(What you need to do)
Give back the full listing as written. No pictures go with it.
***
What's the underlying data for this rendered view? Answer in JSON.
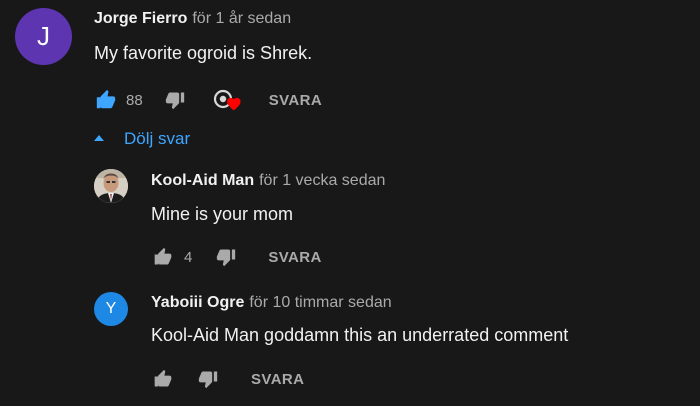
{
  "comment": {
    "avatar_letter": "J",
    "avatar_color": "#5e35b1",
    "author": "Jorge Fierro",
    "time": "för 1 år sedan",
    "text": "My favorite ogroid is Shrek.",
    "likes": "88",
    "like_active_color": "#3ea6ff",
    "hearted": true,
    "heart_color": "#ff0000",
    "reply_label": "SVARA"
  },
  "replies_toggle": {
    "label": "Dölj svar",
    "icon": "caret-up-icon"
  },
  "replies": [
    {
      "avatar_icon": "profile-photo",
      "author": "Kool-Aid Man",
      "time": "för 1 vecka sedan",
      "text": "Mine is your mom",
      "likes": "4",
      "reply_label": "SVARA"
    },
    {
      "avatar_letter": "Y",
      "avatar_color": "#1e88e5",
      "author": "Yaboiii Ogre",
      "time": "för 10 timmar sedan",
      "text": "Kool-Aid Man goddamn this an underrated comment",
      "likes": "",
      "reply_label": "SVARA"
    }
  ]
}
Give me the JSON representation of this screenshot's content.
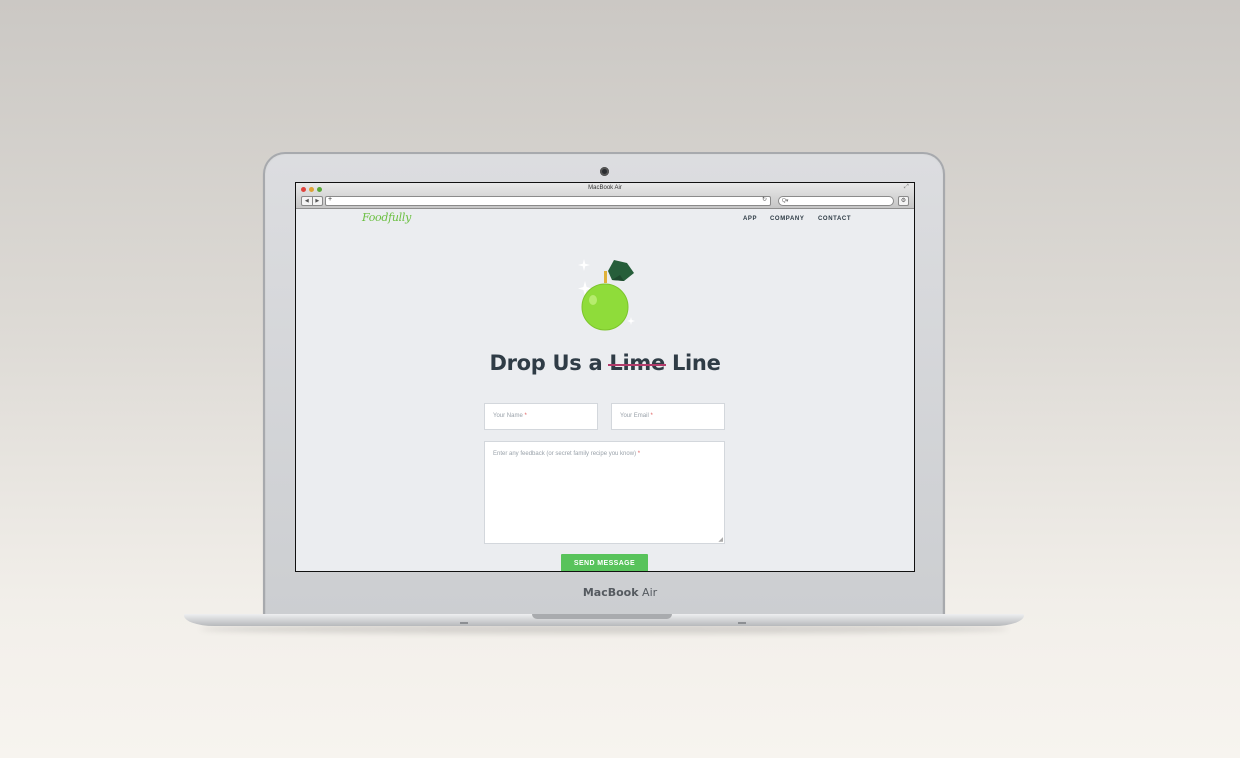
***
(Task solution)
What's the underlying data for this rendered view? Answer in JSON.
{
  "comment": {
    "avatar_letter": "J",
    "avatar_color": "#5e35b1",
    "author": "Jorge Fierro",
    "time": "för 1 år sedan",
    "text": "My favorite ogroid is Shrek.",
    "likes": "88",
    "like_active_color": "#3ea6ff",
    "hearted": true,
    "heart_color": "#ff0000",
    "reply_label": "SVARA"
  },
  "replies_toggle": {
    "label": "Dölj svar",
    "icon": "caret-up-icon"
  },
  "replies": [
    {
      "avatar_icon": "profile-photo",
      "author": "Kool-Aid Man",
      "time": "för 1 vecka sedan",
      "text": "Mine is your mom",
      "likes": "4",
      "reply_label": "SVARA"
    },
    {
      "avatar_letter": "Y",
      "avatar_color": "#1e88e5",
      "author": "Yaboiii Ogre",
      "time": "för 10 timmar sedan",
      "text": "Kool-Aid Man goddamn this an underrated comment",
      "likes": "",
      "reply_label": "SVARA"
    }
  ]
}
Give me the JSON representation of this screenshot's content.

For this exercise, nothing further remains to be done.